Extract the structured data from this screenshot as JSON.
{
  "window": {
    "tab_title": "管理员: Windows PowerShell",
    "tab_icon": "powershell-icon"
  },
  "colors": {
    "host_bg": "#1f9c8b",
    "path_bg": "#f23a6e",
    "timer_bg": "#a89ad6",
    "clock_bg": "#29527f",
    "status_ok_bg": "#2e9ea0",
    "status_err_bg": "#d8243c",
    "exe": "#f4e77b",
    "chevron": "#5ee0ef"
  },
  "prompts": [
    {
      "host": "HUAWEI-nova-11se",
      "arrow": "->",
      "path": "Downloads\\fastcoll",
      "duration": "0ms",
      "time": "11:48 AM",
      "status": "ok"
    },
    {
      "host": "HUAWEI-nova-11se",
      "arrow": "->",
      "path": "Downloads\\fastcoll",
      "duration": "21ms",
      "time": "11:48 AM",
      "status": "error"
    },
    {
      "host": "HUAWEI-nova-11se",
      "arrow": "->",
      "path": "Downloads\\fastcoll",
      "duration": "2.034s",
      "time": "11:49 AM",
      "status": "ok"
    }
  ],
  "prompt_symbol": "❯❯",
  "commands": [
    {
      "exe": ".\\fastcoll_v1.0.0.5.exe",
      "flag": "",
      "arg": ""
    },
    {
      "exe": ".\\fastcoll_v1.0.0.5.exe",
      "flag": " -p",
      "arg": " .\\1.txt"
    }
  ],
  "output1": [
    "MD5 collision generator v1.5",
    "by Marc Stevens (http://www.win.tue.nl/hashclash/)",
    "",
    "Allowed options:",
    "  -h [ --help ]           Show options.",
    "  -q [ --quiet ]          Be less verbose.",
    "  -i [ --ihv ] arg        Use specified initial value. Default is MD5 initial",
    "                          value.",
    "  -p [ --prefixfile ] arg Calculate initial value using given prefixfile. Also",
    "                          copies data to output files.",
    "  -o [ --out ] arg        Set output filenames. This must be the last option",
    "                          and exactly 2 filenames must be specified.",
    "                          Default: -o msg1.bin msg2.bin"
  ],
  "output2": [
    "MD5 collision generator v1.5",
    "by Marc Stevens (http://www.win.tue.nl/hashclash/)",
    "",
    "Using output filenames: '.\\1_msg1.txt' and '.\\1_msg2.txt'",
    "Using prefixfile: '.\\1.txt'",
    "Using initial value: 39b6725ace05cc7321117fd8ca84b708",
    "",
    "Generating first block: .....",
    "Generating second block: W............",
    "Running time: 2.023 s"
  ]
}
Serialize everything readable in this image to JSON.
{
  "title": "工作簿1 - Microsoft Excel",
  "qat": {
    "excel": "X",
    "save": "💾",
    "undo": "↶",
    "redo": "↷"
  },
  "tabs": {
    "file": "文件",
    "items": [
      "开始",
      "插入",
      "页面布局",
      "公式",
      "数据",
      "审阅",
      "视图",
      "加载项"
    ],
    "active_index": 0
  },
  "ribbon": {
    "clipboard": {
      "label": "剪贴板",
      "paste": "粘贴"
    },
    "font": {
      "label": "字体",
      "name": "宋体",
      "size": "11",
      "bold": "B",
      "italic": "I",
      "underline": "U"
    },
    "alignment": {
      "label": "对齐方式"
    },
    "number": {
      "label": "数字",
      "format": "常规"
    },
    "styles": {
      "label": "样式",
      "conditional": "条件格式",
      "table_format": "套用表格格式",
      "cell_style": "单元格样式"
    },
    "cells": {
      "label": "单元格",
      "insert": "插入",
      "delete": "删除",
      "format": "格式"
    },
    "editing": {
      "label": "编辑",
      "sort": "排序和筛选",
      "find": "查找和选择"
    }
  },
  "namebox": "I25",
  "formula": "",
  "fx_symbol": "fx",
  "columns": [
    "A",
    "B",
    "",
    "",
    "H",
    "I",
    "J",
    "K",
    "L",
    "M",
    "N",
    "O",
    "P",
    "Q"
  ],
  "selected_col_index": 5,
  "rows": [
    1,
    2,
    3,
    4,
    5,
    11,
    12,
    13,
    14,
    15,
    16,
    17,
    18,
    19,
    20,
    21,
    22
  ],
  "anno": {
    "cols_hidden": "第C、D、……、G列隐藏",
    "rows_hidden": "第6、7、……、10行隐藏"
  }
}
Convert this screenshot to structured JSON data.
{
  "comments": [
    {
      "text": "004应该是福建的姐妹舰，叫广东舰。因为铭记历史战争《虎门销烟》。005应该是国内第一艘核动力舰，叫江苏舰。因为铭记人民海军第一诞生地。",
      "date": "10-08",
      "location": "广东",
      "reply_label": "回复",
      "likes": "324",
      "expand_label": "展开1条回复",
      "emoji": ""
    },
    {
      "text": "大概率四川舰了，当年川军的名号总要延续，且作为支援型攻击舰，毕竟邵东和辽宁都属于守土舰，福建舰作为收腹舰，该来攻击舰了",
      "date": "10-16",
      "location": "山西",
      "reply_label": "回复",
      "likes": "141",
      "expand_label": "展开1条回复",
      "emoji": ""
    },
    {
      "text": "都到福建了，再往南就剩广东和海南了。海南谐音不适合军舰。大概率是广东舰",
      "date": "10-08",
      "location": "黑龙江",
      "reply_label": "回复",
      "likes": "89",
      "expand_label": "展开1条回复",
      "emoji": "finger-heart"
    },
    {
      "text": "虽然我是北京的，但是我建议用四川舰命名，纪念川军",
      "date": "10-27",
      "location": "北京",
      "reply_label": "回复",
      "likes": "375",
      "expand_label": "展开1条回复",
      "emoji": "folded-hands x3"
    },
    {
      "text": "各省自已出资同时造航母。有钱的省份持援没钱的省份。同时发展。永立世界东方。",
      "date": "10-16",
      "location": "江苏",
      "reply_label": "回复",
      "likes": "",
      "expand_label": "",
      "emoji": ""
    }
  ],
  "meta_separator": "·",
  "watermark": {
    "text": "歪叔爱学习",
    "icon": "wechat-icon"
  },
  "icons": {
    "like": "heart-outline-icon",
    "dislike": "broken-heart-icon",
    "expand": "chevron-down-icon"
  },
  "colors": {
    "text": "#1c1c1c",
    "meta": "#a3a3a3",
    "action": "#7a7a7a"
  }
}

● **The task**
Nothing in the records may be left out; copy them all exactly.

● **Exercise response**
Extract the structured data from this screenshot as JSON.
{
  "window": {
    "tab_title": "管理员: Windows PowerShell",
    "tab_icon": "powershell-icon"
  },
  "colors": {
    "host_bg": "#1f9c8b",
    "path_bg": "#f23a6e",
    "timer_bg": "#a89ad6",
    "clock_bg": "#29527f",
    "status_ok_bg": "#2e9ea0",
    "status_err_bg": "#d8243c",
    "exe": "#f4e77b",
    "chevron": "#5ee0ef"
  },
  "prompts": [
    {
      "host": "HUAWEI-nova-11se",
      "arrow": "->",
      "path": "Downloads\\fastcoll",
      "duration": "0ms",
      "time": "11:48 AM",
      "status": "ok"
    },
    {
      "host": "HUAWEI-nova-11se",
      "arrow": "->",
      "path": "Downloads\\fastcoll",
      "duration": "21ms",
      "time": "11:48 AM",
      "status": "error"
    },
    {
      "host": "HUAWEI-nova-11se",
      "arrow": "->",
      "path": "Downloads\\fastcoll",
      "duration": "2.034s",
      "time": "11:49 AM",
      "status": "ok"
    }
  ],
  "prompt_symbol": "❯❯",
  "commands": [
    {
      "exe": ".\\fastcoll_v1.0.0.5.exe",
      "flag": "",
      "arg": ""
    },
    {
      "exe": ".\\fastcoll_v1.0.0.5.exe",
      "flag": " -p",
      "arg": " .\\1.txt"
    }
  ],
  "output1": [
    "MD5 collision generator v1.5",
    "by Marc Stevens (http://www.win.tue.nl/hashclash/)",
    "",
    "Allowed options:",
    "  -h [ --help ]           Show options.",
    "  -q [ --quiet ]          Be less verbose.",
    "  -i [ --ihv ] arg        Use specified initial value. Default is MD5 initial",
    "                          value.",
    "  -p [ --prefixfile ] arg Calculate initial value using given prefixfile. Also",
    "                          copies data to output files.",
    "  -o [ --out ] arg        Set output filenames. This must be the last option",
    "                          and exactly 2 filenames must be specified.",
    "                          Default: -o msg1.bin msg2.bin"
  ],
  "output2": [
    "MD5 collision generator v1.5",
    "by Marc Stevens (http://www.win.tue.nl/hashclash/)",
    "",
    "Using output filenames: '.\\1_msg1.txt' and '.\\1_msg2.txt'",
    "Using prefixfile: '.\\1.txt'",
    "Using initial value: 39b6725ace05cc7321117fd8ca84b708",
    "",
    "Generating first block: .....",
    "Generating second block: W............",
    "Running time: 2.023 s"
  ]
}
Serialize everything readable in this image to JSON.
{
  "title": "工作簿1 - Microsoft Excel",
  "qat": {
    "excel": "X",
    "save": "💾",
    "undo": "↶",
    "redo": "↷"
  },
  "tabs": {
    "file": "文件",
    "items": [
      "开始",
      "插入",
      "页面布局",
      "公式",
      "数据",
      "审阅",
      "视图",
      "加载项"
    ],
    "active_index": 0
  },
  "ribbon": {
    "clipboard": {
      "label": "剪贴板",
      "paste": "粘贴"
    },
    "font": {
      "label": "字体",
      "name": "宋体",
      "size": "11",
      "bold": "B",
      "italic": "I",
      "underline": "U"
    },
    "alignment": {
      "label": "对齐方式"
    },
    "number": {
      "label": "数字",
      "format": "常规"
    },
    "styles": {
      "label": "样式",
      "conditional": "条件格式",
      "table_format": "套用表格格式",
      "cell_style": "单元格样式"
    },
    "cells": {
      "label": "单元格",
      "insert": "插入",
      "delete": "删除",
      "format": "格式"
    },
    "editing": {
      "label": "编辑",
      "sort": "排序和筛选",
      "find": "查找和选择"
    }
  },
  "namebox": "I25",
  "formula": "",
  "fx_symbol": "fx",
  "columns": [
    "A",
    "B",
    "",
    "",
    "H",
    "I",
    "J",
    "K",
    "L",
    "M",
    "N",
    "O",
    "P",
    "Q"
  ],
  "selected_col_index": 5,
  "rows": [
    1,
    2,
    3,
    4,
    5,
    11,
    12,
    13,
    14,
    15,
    16,
    17,
    18,
    19,
    20,
    21,
    22
  ],
  "anno": {
    "cols_hidden": "第C、D、……、G列隐藏",
    "rows_hidden": "第6、7、……、10行隐藏"
  }
}
Convert this screenshot to structured JSON data.
{
  "comments": [
    {
      "text": "004应该是福建的姐妹舰，叫广东舰。因为铭记历史战争《虎门销烟》。005应该是国内第一艘核动力舰，叫江苏舰。因为铭记人民海军第一诞生地。",
      "date": "10-08",
      "location": "广东",
      "reply_label": "回复",
      "likes": "324",
      "expand_label": "展开1条回复",
      "emoji": ""
    },
    {
      "text": "大概率四川舰了，当年川军的名号总要延续，且作为支援型攻击舰，毕竟邵东和辽宁都属于守土舰，福建舰作为收腹舰，该来攻击舰了",
      "date": "10-16",
      "location": "山西",
      "reply_label": "回复",
      "likes": "141",
      "expand_label": "展开1条回复",
      "emoji": ""
    },
    {
      "text": "都到福建了，再往南就剩广东和海南了。海南谐音不适合军舰。大概率是广东舰",
      "date": "10-08",
      "location": "黑龙江",
      "reply_label": "回复",
      "likes": "89",
      "expand_label": "展开1条回复",
      "emoji": "finger-heart"
    },
    {
      "text": "虽然我是北京的，但是我建议用四川舰命名，纪念川军",
      "date": "10-27",
      "location": "北京",
      "reply_label": "回复",
      "likes": "375",
      "expand_label": "展开1条回复",
      "emoji": "folded-hands x3"
    },
    {
      "text": "各省自已出资同时造航母。有钱的省份持援没钱的省份。同时发展。永立世界东方。",
      "date": "10-16",
      "location": "江苏",
      "reply_label": "回复",
      "likes": "",
      "expand_label": "",
      "emoji": ""
    }
  ],
  "meta_separator": "·",
  "watermark": {
    "text": "歪叔爱学习",
    "icon": "wechat-icon"
  },
  "icons": {
    "like": "heart-outline-icon",
    "dislike": "broken-heart-icon",
    "expand": "chevron-down-icon"
  },
  "colors": {
    "text": "#1c1c1c",
    "meta": "#a3a3a3",
    "action": "#7a7a7a"
  }
}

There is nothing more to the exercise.